* EXERCISE: Apart from the pictures, print the data below exactly as given.

* EXERCISE DATA:
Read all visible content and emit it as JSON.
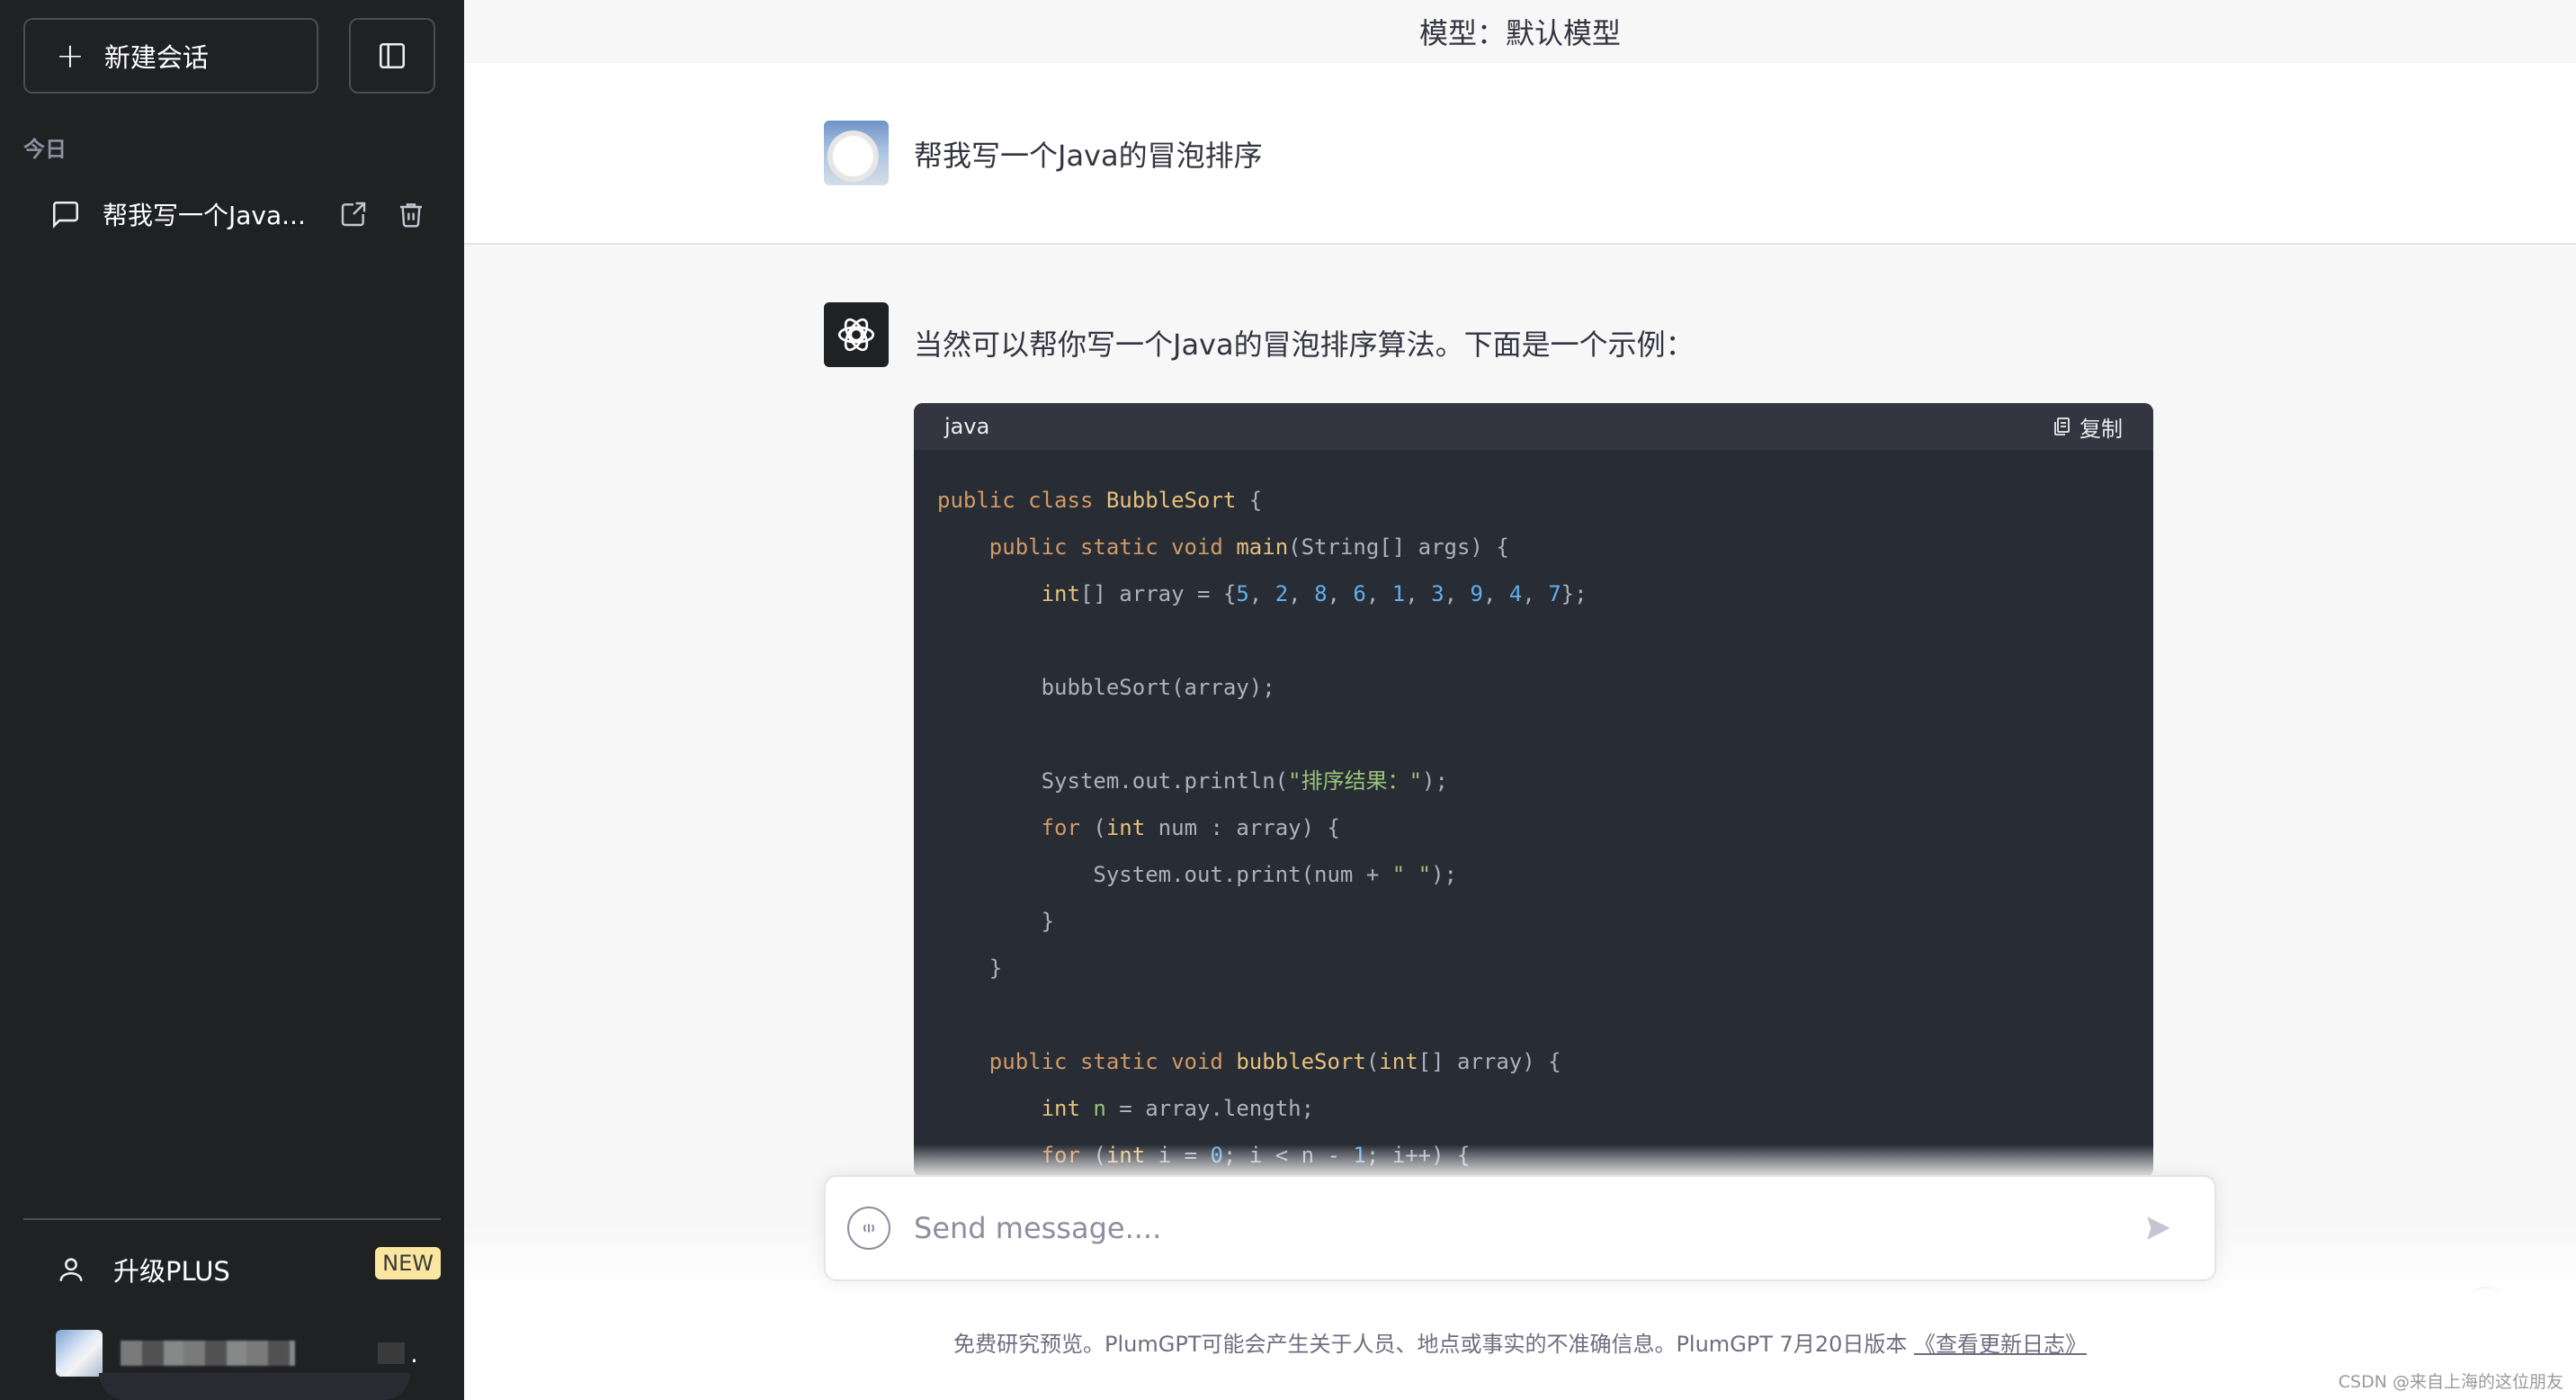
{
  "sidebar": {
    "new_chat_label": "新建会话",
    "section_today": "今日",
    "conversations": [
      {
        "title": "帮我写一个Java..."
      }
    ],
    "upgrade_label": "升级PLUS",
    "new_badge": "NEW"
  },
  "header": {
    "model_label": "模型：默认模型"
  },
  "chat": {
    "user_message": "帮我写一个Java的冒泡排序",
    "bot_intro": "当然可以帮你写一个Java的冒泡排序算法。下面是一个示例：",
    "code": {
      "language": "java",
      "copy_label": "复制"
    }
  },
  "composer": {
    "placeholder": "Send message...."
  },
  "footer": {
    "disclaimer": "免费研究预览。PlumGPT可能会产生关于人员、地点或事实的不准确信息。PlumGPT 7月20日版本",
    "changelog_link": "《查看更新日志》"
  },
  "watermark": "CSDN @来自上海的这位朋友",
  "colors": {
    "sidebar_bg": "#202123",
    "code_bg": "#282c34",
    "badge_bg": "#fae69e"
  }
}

* REPLY TO THE EXERCISE:
Read all visible content and emit it as JSON.
{
  "sidebar": {
    "new_chat_label": "新建会话",
    "section_today": "今日",
    "conversations": [
      {
        "title": "帮我写一个Java..."
      }
    ],
    "upgrade_label": "升级PLUS",
    "new_badge": "NEW"
  },
  "header": {
    "model_label": "模型：默认模型"
  },
  "chat": {
    "user_message": "帮我写一个Java的冒泡排序",
    "bot_intro": "当然可以帮你写一个Java的冒泡排序算法。下面是一个示例：",
    "code": {
      "language": "java",
      "copy_label": "复制"
    }
  },
  "composer": {
    "placeholder": "Send message...."
  },
  "footer": {
    "disclaimer": "免费研究预览。PlumGPT可能会产生关于人员、地点或事实的不准确信息。PlumGPT 7月20日版本",
    "changelog_link": "《查看更新日志》"
  },
  "watermark": "CSDN @来自上海的这位朋友",
  "colors": {
    "sidebar_bg": "#202123",
    "code_bg": "#282c34",
    "badge_bg": "#fae69e"
  }
}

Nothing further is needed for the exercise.